The projections in the number of devices and objects potentially connected for IoT, and being shared by the incumbent analysts and vendors, are simply dazzling. Cisco Systems in example estimates we had 8.7 billion connected objects in the world for 2012, and we will have around 14.4 billion and 18.2 billion for 2014 and 2015 respectively. There is even an online counter or estimator of connected objects in real time available in this link. We should keep in mind Amara’s law however where especially in innovations “we tend to overestimate the effect of a technology in the short run and underestimate the effect in the long run”; but even after a reality check, the number of connected objects in the future should still be amazingly high.

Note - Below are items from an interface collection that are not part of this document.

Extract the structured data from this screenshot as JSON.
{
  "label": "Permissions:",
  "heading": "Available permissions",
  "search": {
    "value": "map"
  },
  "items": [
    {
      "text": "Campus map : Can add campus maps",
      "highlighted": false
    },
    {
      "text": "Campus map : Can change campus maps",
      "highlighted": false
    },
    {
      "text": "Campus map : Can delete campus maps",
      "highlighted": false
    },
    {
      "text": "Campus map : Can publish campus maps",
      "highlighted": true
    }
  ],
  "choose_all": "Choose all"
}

These figures justifies the amount of people wanting to participate in the evolution, and this also includes the network operators. Traditionally the M2M technology had historically represented very low ARPU for the operators. In example some reports from Vodafone indicates the average revenue per month per account for M2M during 2012 was around USD$5, with projections to lower this value during the coming months in 2013; while the cost of delivering services in 2G/3G is much higher than this. Therefore, the M2M business is only profitable for an operator when having big amounts of accounts and devices, and as the nature of the M2M traffic is producing very low throughput usage in the network with lots of transactions this is also technically feasible to handle with current networks. The situation for the IoT is therefore only desirable from a massive implementation point of view, just then allowing a credible business case for the operator.

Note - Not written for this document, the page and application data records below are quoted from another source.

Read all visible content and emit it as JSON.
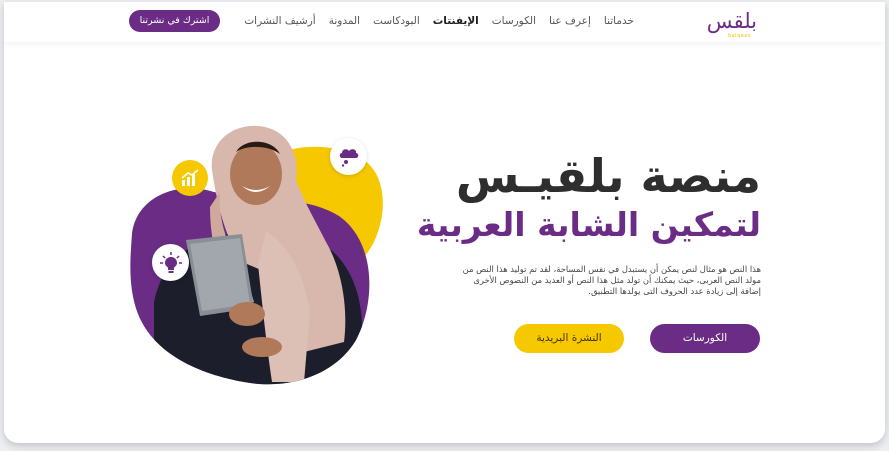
{
  "nav": {
    "logo_text": "بلقس",
    "logo_sub": "balqees",
    "items": [
      {
        "label": "خدماتنا",
        "active": false
      },
      {
        "label": "إعرف عنا",
        "active": false
      },
      {
        "label": "الكورسات",
        "active": false
      },
      {
        "label": "الإيفنتات",
        "active": true
      },
      {
        "label": "البودكاست",
        "active": false
      },
      {
        "label": "المدونة",
        "active": false
      },
      {
        "label": "أرشيف النشرات",
        "active": false
      }
    ],
    "subscribe_label": "اشترك في نشرتنا"
  },
  "hero": {
    "title": "منصة بلقيـس",
    "subtitle": "لتمكين الشابة العربية",
    "paragraph": "هذا النص هو مثال لنص يمكن أن يستبدل في نفس المساحة، لقد تم توليد هذا النص من مولد النص العربى، حيث يمكنك أن تولد مثل هذا النص أو العديد من النصوص الأخرى إضافة إلى زيادة عدد الحروف التى يولدها التطبيق.",
    "btn_courses": "الكورسات",
    "btn_newsletter": "النشرة البريدية"
  },
  "colors": {
    "brand_purple": "#6b2c85",
    "accent_yellow": "#f5c800"
  },
  "icons": [
    "chart-growth-icon",
    "thought-bubble-icon",
    "lightbulb-icon"
  ]
}
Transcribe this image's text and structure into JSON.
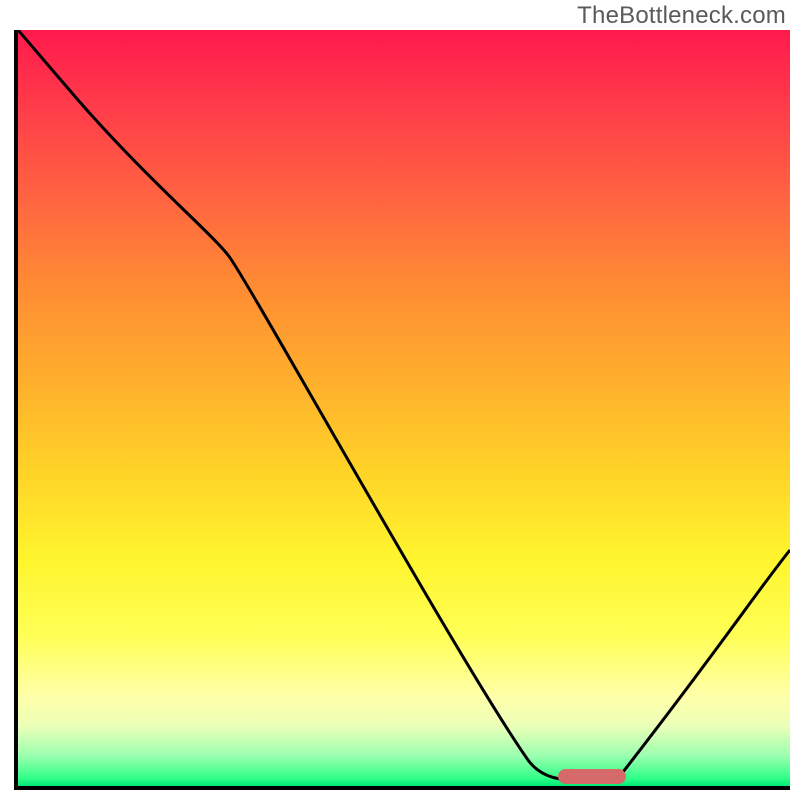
{
  "watermark": "TheBottleneck.com",
  "colors": {
    "gradient_top": "#ff1a4d",
    "gradient_mid": "#ffd227",
    "gradient_bottom": "#00e878",
    "curve": "#000000",
    "axis": "#000000",
    "marker": "#d66a6a",
    "watermark_text": "#5a5a5a"
  },
  "chart_data": {
    "type": "line",
    "title": "",
    "xlabel": "",
    "ylabel": "",
    "xlim": [
      0,
      100
    ],
    "ylim": [
      0,
      100
    ],
    "grid": false,
    "legend": false,
    "x": [
      0,
      8,
      20,
      27,
      57,
      66,
      72,
      78,
      100
    ],
    "values": [
      100,
      91,
      77,
      70,
      16,
      3,
      1,
      2,
      31
    ],
    "marker_range_x": [
      70,
      79
    ],
    "notes": "Values are read off a vertical color gradient where top=100 (red, high bottleneck) and bottom=0 (green, optimal). Curve descends from top-left, kinks near x≈27, reaches a flat minimum around x≈70–79 (highlighted by the red marker pill on the x-axis), then rises again toward the right edge."
  }
}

Cisco graph

This year we are starting to see the operators decommissioning their old 2G networks (where most of the current M2M devices are operating today) or planning to do so in the coming years, for allowing this spectrum being reused on future LTE and LTE-advanced deployment. Most likely spectrum is and will be the most desirable good for the operators as technologies evolve these years. This forces the M2M communications to be deployed on 3G or 4G/LTE networks, and triggers issues like seen in the USA where point of sales only operating on 2G networks were suddenly left out of business with no alternative option. The business case for M2M on 3G and 4G/LTE networks however is still not clear, as even when the cost for the operator to deliver services on these technologies is cheaper, not all the M2M devices support these technologies yet, and not all the operators have recovered the capital investments on these access technologies neither. Considering all of this in my opinion, if we are planning to have credible and massive implementations of IoT in the future, we will have to see these adapted to the most recent communication technologies, for making sure these survive… and the operators keep their profitability. In other words if a smart toaster gives little gain to the operator, he would only support to communicate it if you have millions of smart toasters connected in a signed contract… buy cheap, buy lots. Keep the profitability levels for having everybody happy in the evolution towards an intelligent objects world.